Lord, help us to come to Your Word humbly and correctly, to align our thoughts and emotions with Yours, to follow Your will and not our own.


Woman-hater

bubble-19329_1920And one parting post on Proverbs 31 and God’s view of women, from this Macbook at least.

It fatigues my already tired mettle when that worn out rag of an opinion resurfaces that Christianity is somehow anti-female. Of course, now that the definition of “female” is under debate, I suppose that is, itself, a shifting deck in a storm of opinion.  No matter, because at least, historically, there is in my mind (admittedly, for what that’s worth…) substantial evidence that feminism has its actual roots in true Christianity. 

Note the word “true”.  Not necessarily organized religion, because most people never bother to check out the Source Document for themselves, and if they do, it’s merely a cursory study without much in depth “what’s-really-going-on-here” desire to know truth.  I realize that’s a scathing indictment, but there it is.  

Case in point, here’s a story that can be easily misunderstood, but in reality, it’s one of my faves:

“Then Jesus left Galilee and went north to the region of Tyre. He didn’t want anyone to know which house he was staying in, but he couldn’t keep it a secret.”

Duh.  He’s at the height of His popularity.  He and His crew can barely eat or get a moment alone to rest.  No wonder He fell sound asleep on the boat in the middle of a gale!!

“Right away a woman who had heard about him came and fell at his feet. Her little girl was possessed by an evil spirit, and she begged him to cast out the demon from her daughter. Since she was a Gentile, born in Syrian Phoenicia…”

Okay, stop right there.  There’s an old saying in ancient Judaism that goes something like, “thank God I’m not a dog, a Gentile, or a woman.”  OUCH.  In addition to these three, children in this era were also not exactly seen as high on the social scale, especially daughters.  So here’s where Jesus’ comment can be taken as confusing to our 21st century sensibilities:

 “Jesus told her, ‘First I should feed the children— my own family, the Jews.

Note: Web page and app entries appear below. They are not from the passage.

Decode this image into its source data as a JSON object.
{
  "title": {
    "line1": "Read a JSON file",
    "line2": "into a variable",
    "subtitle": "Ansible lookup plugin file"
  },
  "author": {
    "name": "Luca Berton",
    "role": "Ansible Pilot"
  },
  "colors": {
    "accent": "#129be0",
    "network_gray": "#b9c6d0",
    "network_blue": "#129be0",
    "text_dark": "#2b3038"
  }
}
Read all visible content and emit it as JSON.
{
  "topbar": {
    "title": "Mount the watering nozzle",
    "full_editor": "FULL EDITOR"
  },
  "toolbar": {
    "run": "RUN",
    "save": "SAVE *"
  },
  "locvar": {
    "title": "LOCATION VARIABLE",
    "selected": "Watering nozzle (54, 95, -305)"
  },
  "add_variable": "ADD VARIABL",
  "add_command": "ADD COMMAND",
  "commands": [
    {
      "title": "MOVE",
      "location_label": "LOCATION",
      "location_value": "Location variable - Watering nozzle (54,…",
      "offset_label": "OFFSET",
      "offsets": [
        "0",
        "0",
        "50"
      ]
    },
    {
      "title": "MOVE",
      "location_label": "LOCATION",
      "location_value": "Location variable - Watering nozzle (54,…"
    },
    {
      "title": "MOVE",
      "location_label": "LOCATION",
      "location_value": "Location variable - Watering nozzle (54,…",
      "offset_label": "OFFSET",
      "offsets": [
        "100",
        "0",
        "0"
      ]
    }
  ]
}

It isn’t right to take food from the children and throw it to the dogs.’”

HOLD IT!  Call in the ACLU!  Protest marches!  Pink hats and speeches!  Massive Facebook posts!  NOT FAIR!  Most of us (me included) would be offended and walk away. 

But not this mom…

“She replied, ‘That’s true, Lord, but even the dogs under the table are allowed to eat the scraps from the children’s plates.’”

BINGO.  This gal chose, CHOSE mind you, to not be offended.  Her need, her love for her child, was more important than her selfish pride.  You want to call me a dog?  Fine, call me what you want, but this is what I’m asking for.

Except that Jesus wasn’t actually calling her a dog.  Look again.  Look at the company He was in, the dinner party of the other Jewish men.  With those words, Jesus was holding a very clear mirror up to their faces, spewing their filth back at them. When He said those words, however, I can see His eyes transfixed on the mother’s eyes, unblinking, waiting, encouraging, hoping,…

C’mon, girl.  Don’t give in to this cultural trash.  Don’t be offended with these words.  Reach out to the real Me.  Push through the pain.  Push through the confusion.  Forget your pride, it’s not worth it.  Think of your precious child.  Here I am. 

“Good answer!” he said.  “Now go home, for the demon has left your daughter.”

So actually the question about feminism, in this post at least, is rather moot.  The real point is the pressing compassion of the Christ, to every human, in every culture, in every time period, as well as our extreme need to not give up when it’s so very much easier to just throw in the towel and be offended, confused, or just too fatigued to press on. 

Because no matter what, His eyes are fixed on us.  Waiting for our response.

Mark 7:24-29 Holy Bible, New Living Translation, copyright © 1996, 2004, 2015 by Tyndale House Foundation. Used by permission of Tyndale House Publishers Inc., Carol Stream, Illinois 60188. All rights reserved.